After Tazenakht the next stop is Cafe Ateman. I felt uncomfortable at the hotel, slept maybe for just an hour and took off again, with a little fear for dogs, but with enough energy riding the tarmac in the dark until dehydration symptoms presented themselves, forcing me to take another rest next to the road.At sunrise I scraped myself - including a swollen face -together after eating a delicious orange. I thought 'today I will take it a little easy and pace myself allowing to rest and make sure I drink enough'.After Cafe Ateman I went off-road through a beautiful soft hilly landscape. Local towns with farms continue on until you hit an oasis with lush green trees and kids waving at you full with excitement. I got to Ait Marouf and find a local small shop as there were not many resupply points after this shop.
The memories of days 3, 4 and 5 are a blur, I’m not sure when or what happened exactly. The sun rose, set, days passed by, filled with dust, rocks …

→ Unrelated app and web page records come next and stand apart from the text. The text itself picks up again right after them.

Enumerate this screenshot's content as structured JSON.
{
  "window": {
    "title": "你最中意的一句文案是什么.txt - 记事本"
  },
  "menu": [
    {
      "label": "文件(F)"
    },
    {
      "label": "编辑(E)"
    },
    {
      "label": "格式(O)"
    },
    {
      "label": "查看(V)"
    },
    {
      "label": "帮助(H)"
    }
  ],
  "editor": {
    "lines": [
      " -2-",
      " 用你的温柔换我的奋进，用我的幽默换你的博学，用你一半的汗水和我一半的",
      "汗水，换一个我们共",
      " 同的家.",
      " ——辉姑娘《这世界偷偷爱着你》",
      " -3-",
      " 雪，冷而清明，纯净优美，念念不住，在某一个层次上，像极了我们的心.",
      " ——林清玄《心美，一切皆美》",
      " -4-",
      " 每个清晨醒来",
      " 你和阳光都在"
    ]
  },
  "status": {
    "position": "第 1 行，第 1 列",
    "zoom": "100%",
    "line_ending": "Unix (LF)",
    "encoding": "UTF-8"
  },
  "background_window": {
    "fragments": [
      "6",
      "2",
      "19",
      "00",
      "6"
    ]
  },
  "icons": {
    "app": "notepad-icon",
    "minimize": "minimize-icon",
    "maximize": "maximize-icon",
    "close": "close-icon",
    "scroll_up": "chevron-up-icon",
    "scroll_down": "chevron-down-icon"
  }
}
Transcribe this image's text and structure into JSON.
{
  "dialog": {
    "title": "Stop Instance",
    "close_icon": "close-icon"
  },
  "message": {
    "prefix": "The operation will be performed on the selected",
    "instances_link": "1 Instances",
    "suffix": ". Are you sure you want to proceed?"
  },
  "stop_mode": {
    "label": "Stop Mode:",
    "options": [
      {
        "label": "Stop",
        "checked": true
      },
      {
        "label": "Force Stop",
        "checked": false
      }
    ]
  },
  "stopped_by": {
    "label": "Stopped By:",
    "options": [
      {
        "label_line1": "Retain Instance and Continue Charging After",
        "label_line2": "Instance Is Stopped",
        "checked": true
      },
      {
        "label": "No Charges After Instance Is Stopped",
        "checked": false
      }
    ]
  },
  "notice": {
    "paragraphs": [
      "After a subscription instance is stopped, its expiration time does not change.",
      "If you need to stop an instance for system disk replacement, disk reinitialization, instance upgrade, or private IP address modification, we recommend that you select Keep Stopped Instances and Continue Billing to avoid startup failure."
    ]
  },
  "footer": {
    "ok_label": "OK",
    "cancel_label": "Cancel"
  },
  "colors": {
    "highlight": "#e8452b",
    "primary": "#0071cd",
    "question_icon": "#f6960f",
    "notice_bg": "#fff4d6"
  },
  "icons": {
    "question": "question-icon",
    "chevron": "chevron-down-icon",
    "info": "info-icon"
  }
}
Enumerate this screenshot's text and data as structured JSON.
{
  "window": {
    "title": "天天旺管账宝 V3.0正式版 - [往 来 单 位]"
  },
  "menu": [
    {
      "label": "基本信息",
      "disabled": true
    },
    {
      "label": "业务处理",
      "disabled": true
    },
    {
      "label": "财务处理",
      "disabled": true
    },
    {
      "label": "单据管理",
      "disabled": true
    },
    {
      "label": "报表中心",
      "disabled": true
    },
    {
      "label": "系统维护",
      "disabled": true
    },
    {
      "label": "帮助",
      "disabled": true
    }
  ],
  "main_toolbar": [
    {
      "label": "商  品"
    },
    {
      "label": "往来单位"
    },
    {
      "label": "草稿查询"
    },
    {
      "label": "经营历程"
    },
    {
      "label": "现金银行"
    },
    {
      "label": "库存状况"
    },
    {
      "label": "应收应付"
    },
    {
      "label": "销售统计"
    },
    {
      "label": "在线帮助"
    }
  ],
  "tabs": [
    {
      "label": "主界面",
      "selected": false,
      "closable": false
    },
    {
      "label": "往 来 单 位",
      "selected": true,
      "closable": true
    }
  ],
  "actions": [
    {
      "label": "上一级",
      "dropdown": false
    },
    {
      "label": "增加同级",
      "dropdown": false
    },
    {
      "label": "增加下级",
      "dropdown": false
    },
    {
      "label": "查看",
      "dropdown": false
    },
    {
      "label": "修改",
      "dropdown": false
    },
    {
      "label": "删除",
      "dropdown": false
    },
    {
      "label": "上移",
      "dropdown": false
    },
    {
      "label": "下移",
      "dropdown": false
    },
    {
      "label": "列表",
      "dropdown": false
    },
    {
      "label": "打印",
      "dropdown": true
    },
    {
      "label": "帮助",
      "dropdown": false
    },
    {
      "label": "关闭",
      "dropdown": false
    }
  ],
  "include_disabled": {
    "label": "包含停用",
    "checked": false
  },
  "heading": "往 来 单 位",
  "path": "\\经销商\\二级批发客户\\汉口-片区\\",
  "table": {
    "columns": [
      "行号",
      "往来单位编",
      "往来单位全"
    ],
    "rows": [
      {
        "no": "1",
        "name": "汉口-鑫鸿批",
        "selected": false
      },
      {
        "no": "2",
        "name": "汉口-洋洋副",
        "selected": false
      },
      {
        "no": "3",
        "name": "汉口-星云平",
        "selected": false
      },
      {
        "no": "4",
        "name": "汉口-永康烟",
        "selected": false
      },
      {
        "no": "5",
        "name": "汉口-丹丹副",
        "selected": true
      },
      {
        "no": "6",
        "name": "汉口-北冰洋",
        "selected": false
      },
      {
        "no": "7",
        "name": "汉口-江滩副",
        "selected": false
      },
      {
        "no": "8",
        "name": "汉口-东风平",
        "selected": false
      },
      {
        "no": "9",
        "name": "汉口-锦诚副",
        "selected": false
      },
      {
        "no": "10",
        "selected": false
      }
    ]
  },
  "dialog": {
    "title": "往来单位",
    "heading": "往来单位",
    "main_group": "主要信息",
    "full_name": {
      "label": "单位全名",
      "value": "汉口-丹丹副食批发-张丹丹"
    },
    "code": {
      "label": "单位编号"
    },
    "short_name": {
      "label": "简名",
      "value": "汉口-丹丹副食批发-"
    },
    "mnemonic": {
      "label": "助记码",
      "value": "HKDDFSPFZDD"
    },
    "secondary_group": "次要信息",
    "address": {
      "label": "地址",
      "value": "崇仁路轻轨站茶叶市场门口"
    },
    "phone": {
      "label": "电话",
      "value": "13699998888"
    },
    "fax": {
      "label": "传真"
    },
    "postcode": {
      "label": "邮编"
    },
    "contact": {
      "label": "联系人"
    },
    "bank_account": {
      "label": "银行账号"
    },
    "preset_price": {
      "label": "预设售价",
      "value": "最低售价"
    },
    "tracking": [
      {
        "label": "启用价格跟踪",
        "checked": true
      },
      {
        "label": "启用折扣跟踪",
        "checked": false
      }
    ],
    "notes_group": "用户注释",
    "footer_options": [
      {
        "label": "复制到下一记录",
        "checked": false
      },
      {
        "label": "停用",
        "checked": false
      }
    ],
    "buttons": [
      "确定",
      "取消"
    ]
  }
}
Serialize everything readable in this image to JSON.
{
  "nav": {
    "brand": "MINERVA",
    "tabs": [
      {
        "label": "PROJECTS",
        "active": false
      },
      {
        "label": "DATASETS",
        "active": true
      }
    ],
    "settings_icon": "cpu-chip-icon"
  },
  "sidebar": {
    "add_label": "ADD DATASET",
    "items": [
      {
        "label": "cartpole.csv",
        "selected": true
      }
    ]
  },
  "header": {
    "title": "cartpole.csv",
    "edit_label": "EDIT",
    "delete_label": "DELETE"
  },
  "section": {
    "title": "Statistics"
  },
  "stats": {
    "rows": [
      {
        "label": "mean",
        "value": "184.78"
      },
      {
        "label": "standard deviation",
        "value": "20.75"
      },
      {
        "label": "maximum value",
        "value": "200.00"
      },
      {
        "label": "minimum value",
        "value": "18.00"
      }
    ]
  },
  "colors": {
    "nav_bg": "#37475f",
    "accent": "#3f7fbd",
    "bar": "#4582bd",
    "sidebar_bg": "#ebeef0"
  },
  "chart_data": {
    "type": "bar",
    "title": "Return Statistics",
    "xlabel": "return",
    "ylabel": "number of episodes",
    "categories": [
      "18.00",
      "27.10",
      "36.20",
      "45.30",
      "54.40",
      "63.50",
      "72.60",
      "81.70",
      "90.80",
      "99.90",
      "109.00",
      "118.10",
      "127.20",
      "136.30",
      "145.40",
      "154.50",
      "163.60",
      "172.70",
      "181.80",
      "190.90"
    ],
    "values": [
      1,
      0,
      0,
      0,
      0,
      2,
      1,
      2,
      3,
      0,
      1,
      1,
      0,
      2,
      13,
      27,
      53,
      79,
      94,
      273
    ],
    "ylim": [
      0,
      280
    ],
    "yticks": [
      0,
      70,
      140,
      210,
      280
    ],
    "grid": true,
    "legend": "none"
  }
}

On this section, I'd climbed out of the oasis riding beautiful trails and to get on a long tarmac stretch. This section is definitely challenging as there are no resupply points until Tagmout and it can get very hot and a bit boring too.Bring company, good music, enough to drink and make a stop in the rare case that you find some shade! The hills after the small village are a welcome change of scenery.